[Source data — start]

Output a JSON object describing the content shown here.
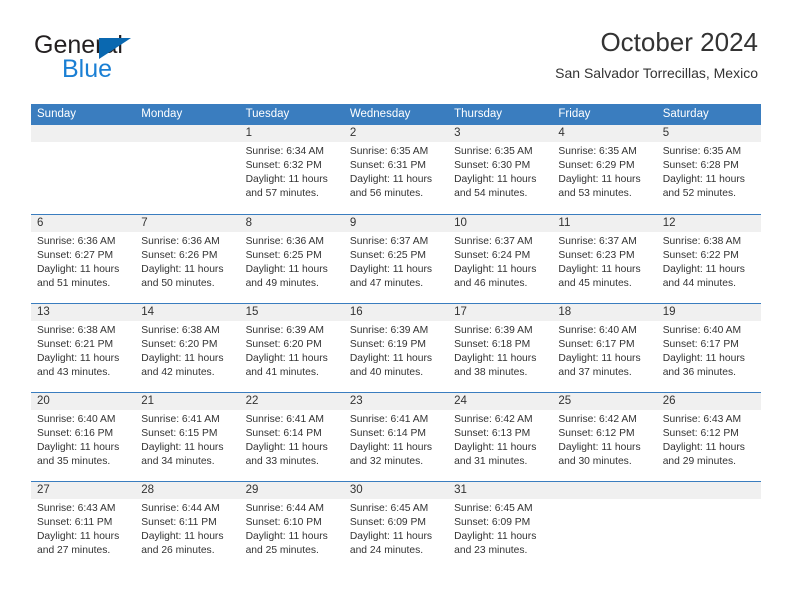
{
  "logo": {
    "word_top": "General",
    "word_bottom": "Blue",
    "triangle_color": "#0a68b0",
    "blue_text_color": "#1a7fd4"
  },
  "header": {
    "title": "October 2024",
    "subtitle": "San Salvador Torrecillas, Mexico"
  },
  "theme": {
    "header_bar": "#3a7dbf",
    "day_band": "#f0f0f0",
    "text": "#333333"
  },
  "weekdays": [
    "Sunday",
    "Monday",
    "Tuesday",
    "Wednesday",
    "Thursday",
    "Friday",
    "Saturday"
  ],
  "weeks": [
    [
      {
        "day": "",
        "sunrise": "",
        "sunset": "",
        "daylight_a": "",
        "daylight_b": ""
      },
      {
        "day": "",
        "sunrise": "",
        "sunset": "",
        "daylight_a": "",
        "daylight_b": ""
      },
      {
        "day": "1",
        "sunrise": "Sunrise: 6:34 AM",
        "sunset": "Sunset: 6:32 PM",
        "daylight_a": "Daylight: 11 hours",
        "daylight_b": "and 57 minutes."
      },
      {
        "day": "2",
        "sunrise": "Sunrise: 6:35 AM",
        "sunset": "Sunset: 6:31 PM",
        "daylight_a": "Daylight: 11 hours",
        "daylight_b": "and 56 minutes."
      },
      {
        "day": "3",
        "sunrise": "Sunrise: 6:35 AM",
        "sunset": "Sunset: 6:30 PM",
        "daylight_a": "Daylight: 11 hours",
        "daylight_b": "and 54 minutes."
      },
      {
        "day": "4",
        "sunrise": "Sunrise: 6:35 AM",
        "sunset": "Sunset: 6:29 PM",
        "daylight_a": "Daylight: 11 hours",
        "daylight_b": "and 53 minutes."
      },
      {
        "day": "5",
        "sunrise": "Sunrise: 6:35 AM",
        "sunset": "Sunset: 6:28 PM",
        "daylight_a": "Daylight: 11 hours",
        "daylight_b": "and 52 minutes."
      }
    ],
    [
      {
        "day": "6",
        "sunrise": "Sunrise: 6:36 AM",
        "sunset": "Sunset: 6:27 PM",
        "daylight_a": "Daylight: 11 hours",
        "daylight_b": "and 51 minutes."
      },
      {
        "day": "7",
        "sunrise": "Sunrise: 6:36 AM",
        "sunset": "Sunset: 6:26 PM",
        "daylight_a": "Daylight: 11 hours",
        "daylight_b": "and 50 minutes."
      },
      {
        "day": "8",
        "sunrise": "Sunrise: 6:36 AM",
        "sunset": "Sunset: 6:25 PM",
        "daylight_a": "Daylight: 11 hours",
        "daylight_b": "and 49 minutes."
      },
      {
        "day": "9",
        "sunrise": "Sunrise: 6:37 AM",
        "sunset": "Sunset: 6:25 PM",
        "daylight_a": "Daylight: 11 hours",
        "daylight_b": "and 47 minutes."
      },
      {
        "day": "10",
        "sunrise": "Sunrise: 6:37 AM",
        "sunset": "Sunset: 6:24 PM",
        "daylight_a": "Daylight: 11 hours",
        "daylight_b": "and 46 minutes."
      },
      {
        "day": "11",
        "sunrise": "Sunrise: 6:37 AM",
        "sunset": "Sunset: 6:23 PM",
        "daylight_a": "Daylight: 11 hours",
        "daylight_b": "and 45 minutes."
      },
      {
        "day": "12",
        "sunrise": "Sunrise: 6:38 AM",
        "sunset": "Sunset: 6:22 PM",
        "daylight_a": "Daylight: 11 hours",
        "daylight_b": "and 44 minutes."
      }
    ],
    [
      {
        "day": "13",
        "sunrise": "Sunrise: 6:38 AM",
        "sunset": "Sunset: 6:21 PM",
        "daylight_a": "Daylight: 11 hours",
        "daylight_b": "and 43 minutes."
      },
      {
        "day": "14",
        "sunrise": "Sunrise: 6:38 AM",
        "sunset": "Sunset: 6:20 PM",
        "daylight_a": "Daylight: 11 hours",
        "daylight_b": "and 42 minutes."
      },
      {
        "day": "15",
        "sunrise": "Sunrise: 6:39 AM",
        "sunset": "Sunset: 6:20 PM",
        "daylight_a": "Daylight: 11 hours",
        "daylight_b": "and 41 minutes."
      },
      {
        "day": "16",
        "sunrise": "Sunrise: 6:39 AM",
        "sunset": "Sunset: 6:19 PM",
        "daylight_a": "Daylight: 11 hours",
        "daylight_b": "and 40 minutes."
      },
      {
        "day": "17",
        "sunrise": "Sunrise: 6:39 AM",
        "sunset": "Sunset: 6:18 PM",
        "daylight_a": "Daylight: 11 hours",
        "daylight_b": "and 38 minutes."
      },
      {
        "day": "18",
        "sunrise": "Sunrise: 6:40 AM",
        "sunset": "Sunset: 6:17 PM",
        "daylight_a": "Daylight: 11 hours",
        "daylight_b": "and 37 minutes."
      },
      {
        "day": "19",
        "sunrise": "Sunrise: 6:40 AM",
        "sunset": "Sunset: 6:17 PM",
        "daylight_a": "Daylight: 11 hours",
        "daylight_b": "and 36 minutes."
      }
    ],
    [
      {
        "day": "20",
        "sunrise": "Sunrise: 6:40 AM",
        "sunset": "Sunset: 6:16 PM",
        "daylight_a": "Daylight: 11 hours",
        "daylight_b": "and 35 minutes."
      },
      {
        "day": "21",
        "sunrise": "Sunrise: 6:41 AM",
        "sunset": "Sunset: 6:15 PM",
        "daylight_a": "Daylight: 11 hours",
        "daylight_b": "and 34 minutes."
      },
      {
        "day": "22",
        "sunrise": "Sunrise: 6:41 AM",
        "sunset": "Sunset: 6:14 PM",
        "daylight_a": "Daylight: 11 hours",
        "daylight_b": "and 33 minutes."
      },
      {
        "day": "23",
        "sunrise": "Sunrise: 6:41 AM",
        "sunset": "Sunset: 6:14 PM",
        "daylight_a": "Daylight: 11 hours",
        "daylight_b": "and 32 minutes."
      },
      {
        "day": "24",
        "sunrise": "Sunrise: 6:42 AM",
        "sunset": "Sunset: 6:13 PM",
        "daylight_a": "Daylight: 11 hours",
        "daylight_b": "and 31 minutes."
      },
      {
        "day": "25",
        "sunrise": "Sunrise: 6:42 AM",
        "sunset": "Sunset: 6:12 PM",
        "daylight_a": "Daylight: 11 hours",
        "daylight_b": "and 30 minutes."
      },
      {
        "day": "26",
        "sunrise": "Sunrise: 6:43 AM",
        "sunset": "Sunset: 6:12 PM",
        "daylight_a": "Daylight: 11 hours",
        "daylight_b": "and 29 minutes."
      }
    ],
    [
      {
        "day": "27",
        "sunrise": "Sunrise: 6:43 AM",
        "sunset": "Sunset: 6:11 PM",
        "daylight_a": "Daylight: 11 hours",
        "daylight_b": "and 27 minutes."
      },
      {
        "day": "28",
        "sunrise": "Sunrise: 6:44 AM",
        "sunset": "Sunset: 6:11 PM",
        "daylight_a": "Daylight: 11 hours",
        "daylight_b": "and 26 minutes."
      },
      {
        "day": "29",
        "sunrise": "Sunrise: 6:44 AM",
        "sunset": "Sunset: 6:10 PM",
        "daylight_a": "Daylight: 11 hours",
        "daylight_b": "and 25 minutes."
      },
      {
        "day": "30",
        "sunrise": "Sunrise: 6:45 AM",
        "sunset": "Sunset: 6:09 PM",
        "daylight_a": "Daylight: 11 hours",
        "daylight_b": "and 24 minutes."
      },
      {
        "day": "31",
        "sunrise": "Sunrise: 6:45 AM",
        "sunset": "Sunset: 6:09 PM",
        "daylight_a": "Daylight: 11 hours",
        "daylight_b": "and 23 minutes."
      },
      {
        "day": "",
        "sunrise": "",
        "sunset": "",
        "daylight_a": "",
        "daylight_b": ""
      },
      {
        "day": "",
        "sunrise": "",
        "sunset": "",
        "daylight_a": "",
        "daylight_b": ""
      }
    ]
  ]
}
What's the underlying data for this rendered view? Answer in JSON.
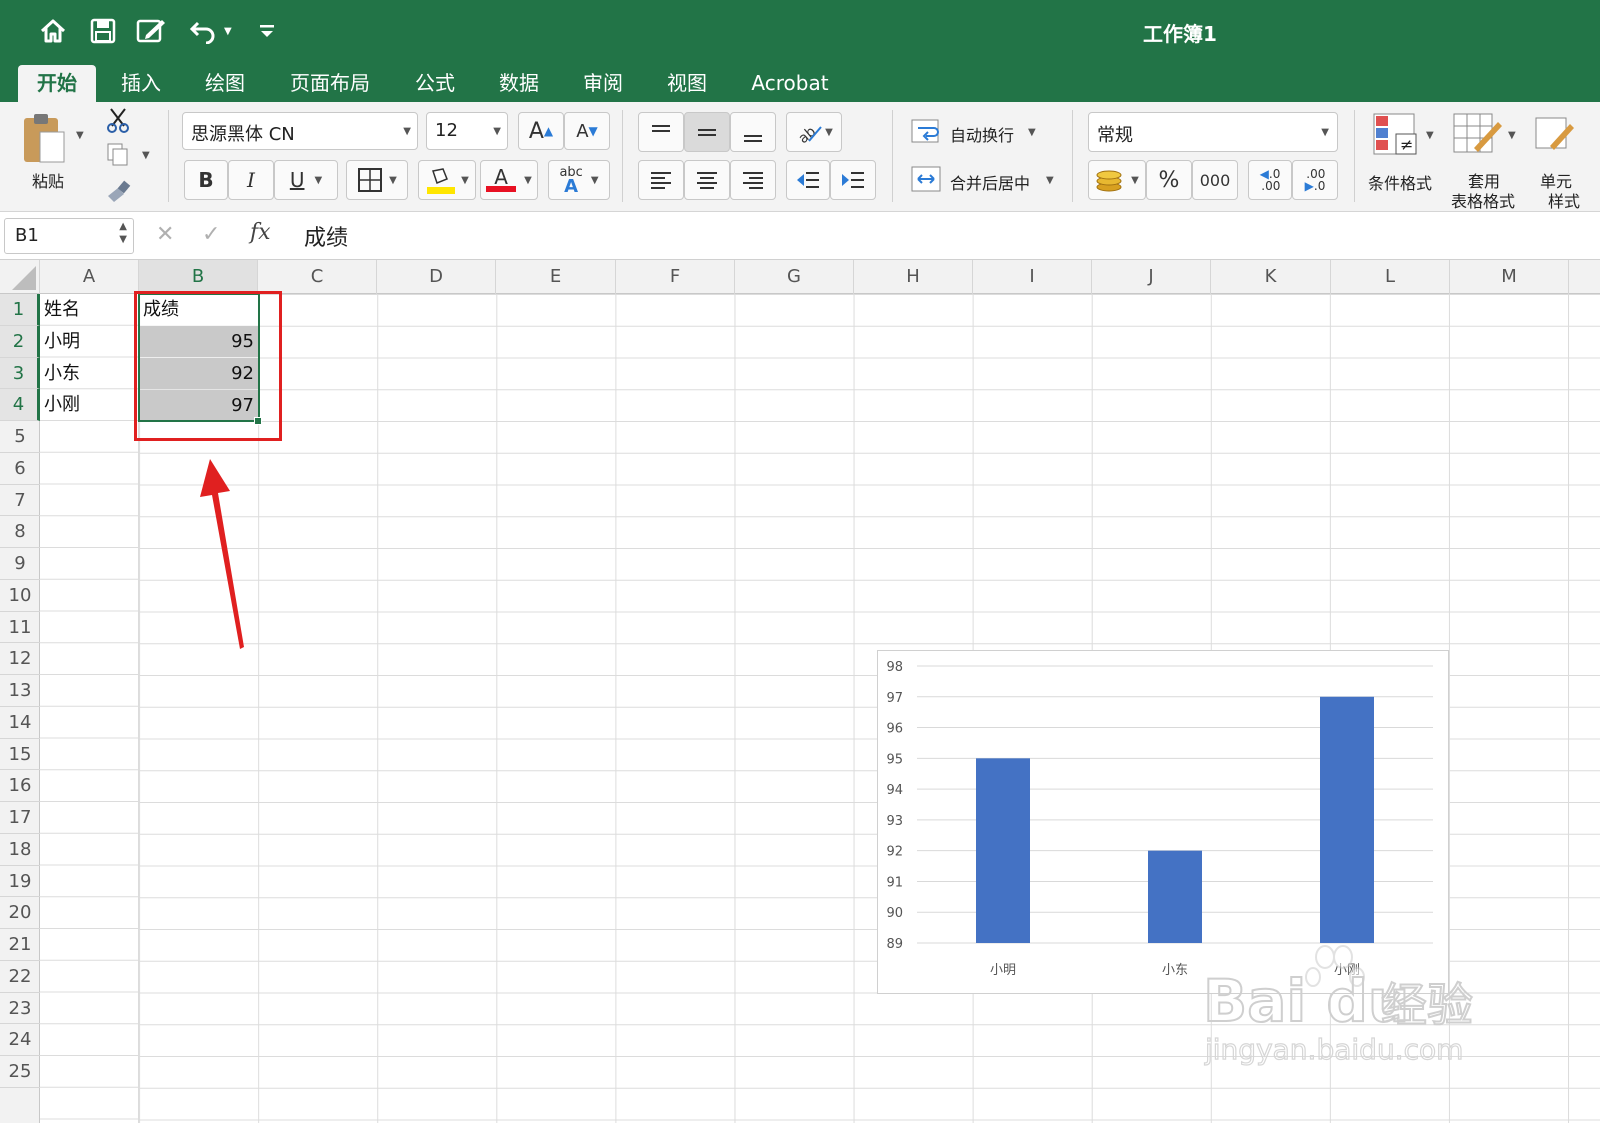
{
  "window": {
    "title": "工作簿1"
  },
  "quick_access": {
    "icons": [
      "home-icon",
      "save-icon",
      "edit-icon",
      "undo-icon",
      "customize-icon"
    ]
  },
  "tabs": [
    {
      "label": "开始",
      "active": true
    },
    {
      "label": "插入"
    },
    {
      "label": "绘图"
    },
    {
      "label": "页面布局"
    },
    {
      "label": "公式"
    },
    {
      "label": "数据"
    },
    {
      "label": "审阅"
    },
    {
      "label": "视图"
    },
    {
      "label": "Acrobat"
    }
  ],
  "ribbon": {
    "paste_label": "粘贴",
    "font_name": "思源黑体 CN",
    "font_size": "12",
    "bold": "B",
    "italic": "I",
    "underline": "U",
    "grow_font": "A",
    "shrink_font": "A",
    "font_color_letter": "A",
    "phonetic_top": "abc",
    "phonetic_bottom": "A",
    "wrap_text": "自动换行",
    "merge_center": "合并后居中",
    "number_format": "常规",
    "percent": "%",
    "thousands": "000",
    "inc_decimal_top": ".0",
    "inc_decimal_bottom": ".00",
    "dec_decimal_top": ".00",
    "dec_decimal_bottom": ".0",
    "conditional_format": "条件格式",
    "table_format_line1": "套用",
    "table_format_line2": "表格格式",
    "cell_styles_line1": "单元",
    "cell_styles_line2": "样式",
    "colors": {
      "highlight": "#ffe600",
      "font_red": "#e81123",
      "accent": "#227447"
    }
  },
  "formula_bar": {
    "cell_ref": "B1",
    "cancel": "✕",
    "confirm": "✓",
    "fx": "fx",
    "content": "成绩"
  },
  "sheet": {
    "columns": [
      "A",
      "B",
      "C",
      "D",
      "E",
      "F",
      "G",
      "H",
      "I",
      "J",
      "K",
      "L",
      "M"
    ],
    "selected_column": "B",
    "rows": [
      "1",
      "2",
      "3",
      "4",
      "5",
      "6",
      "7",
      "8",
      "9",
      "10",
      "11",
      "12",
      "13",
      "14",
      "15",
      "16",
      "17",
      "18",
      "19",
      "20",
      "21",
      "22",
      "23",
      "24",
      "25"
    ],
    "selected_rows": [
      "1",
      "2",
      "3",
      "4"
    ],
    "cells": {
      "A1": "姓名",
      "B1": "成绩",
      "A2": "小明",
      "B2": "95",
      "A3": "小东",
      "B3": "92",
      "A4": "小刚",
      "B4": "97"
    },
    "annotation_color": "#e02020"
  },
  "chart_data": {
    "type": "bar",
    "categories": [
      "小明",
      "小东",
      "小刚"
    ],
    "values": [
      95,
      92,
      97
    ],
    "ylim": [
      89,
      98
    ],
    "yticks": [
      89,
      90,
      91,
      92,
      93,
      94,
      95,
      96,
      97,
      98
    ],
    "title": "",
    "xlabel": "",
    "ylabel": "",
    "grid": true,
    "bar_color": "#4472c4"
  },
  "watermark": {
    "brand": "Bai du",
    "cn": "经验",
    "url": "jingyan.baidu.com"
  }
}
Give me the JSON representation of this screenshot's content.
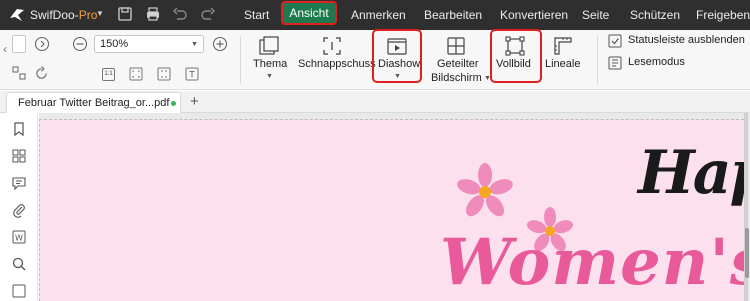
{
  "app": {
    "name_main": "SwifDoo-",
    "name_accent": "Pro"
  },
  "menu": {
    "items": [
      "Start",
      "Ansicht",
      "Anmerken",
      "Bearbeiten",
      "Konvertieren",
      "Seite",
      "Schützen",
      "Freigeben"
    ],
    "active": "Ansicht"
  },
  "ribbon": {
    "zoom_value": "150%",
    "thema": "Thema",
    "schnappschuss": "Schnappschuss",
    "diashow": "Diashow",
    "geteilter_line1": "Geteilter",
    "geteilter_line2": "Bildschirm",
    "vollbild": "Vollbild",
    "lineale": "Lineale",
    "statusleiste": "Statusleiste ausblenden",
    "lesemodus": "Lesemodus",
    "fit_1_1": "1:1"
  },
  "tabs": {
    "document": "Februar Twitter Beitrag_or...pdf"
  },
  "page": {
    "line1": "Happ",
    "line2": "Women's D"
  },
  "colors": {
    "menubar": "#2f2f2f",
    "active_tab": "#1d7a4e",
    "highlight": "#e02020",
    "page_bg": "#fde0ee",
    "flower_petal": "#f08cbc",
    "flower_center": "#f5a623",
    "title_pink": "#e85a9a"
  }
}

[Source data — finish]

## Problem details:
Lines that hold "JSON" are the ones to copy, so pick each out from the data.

## Solution to the exercise:
Output a JSON object describing the content shown here.
What's the underlying data for this rendered view? Answer in JSON.
Give me the JSON representation of this screenshot's content.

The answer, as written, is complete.